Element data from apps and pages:
*** Block opens ***

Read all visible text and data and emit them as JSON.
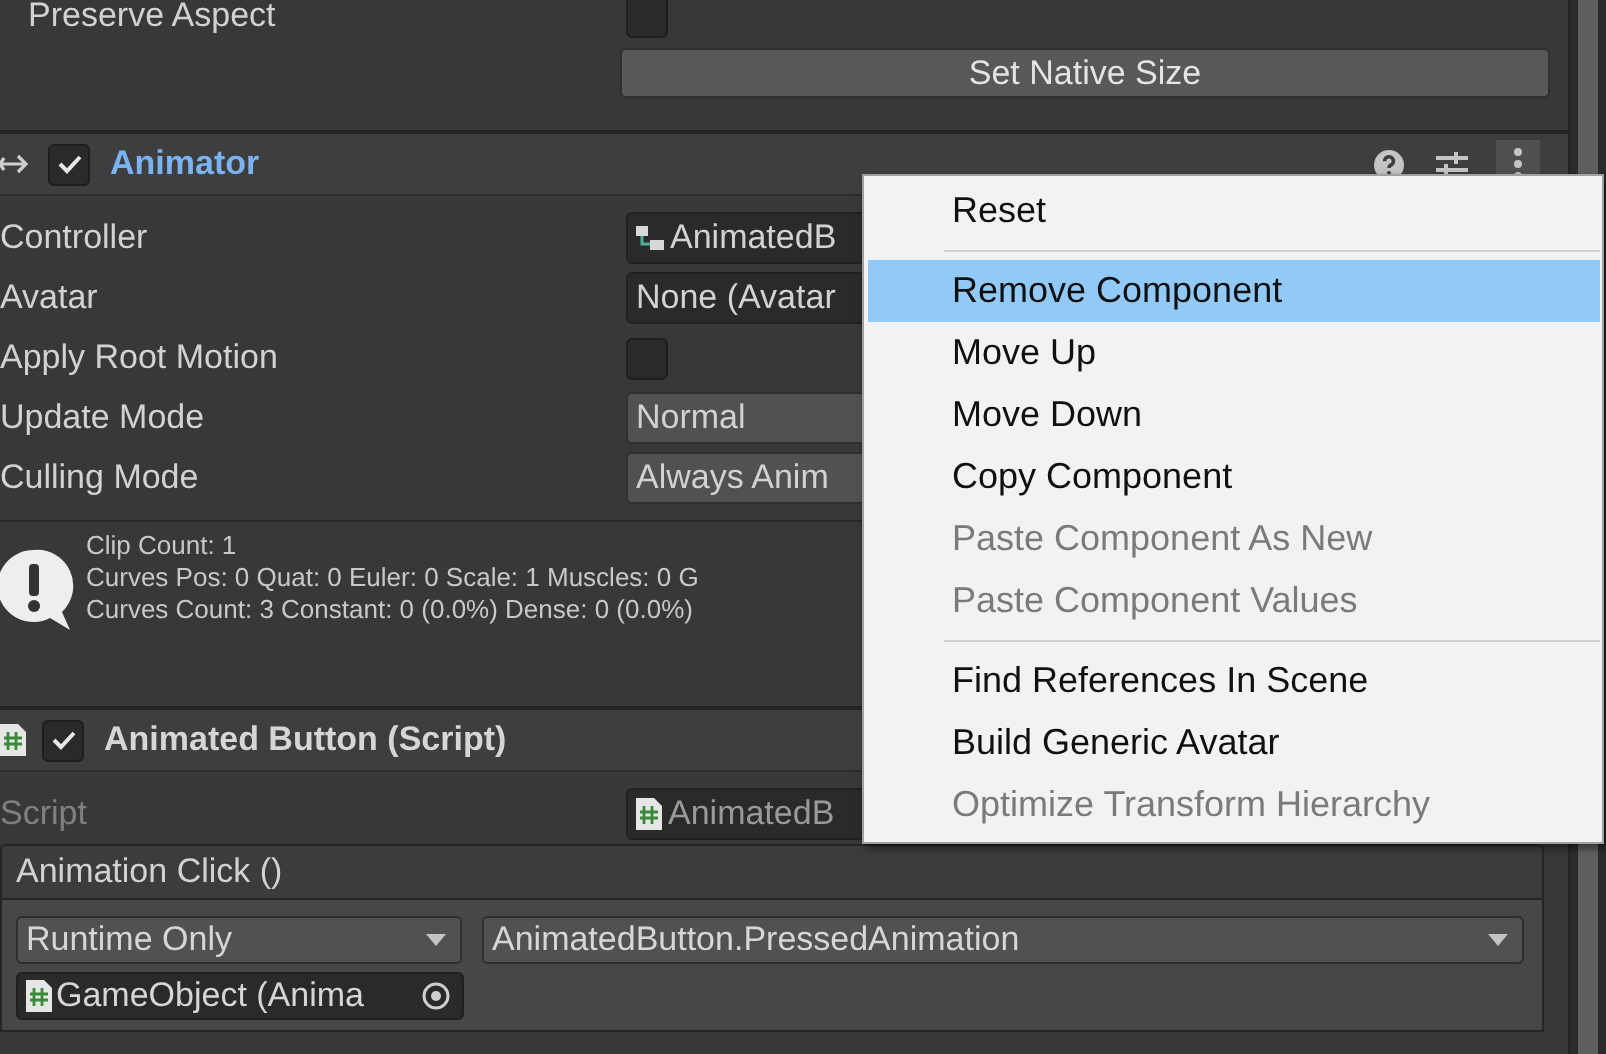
{
  "preserve_aspect": {
    "label": "Preserve Aspect",
    "checked": false
  },
  "set_native_size": "Set Native Size",
  "animator": {
    "title": "Animator",
    "enabled": true,
    "fields": [
      {
        "kind": "asset",
        "label": "Controller",
        "value": "AnimatedB"
      },
      {
        "kind": "object",
        "label": "Avatar",
        "value": "None (Avatar"
      },
      {
        "kind": "checkbox",
        "label": "Apply Root Motion",
        "checked": false
      },
      {
        "kind": "dropdown",
        "label": "Update Mode",
        "value": "Normal"
      },
      {
        "kind": "dropdown",
        "label": "Culling Mode",
        "value": "Always Anim"
      }
    ],
    "info": [
      "Clip Count: 1",
      "Curves Pos: 0 Quat: 0 Euler: 0 Scale: 1 Muscles: 0 G",
      "Curves Count: 3 Constant: 0 (0.0%) Dense: 0 (0.0%)"
    ]
  },
  "script_component": {
    "title": "Animated Button (Script)",
    "enabled": true,
    "script": {
      "label": "Script",
      "value": "AnimatedB",
      "disabled": true
    },
    "event": {
      "title": "Animation Click ()",
      "mode": "Runtime Only",
      "function": "AnimatedButton.PressedAnimation",
      "target": "GameObject (Anima"
    }
  },
  "context_menu": [
    {
      "label": "Reset",
      "disabled": false,
      "selected": false,
      "separator_after": true
    },
    {
      "label": "Remove Component",
      "disabled": false,
      "selected": true,
      "separator_after": false
    },
    {
      "label": "Move Up",
      "disabled": false,
      "selected": false,
      "separator_after": false
    },
    {
      "label": "Move Down",
      "disabled": false,
      "selected": false,
      "separator_after": false
    },
    {
      "label": "Copy Component",
      "disabled": false,
      "selected": false,
      "separator_after": false
    },
    {
      "label": "Paste Component As New",
      "disabled": true,
      "selected": false,
      "separator_after": false
    },
    {
      "label": "Paste Component Values",
      "disabled": true,
      "selected": false,
      "separator_after": true
    },
    {
      "label": "Find References In Scene",
      "disabled": false,
      "selected": false,
      "separator_after": false
    },
    {
      "label": "Build Generic Avatar",
      "disabled": false,
      "selected": false,
      "separator_after": false
    },
    {
      "label": "Optimize Transform Hierarchy",
      "disabled": true,
      "selected": false,
      "separator_after": false
    }
  ]
}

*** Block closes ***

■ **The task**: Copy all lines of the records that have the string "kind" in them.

■ **Output for this task**:
        "kind": "asset",
        "kind": "object",
        "kind": "checkbox",
        "kind": "dropdown",
        "kind": "dropdown",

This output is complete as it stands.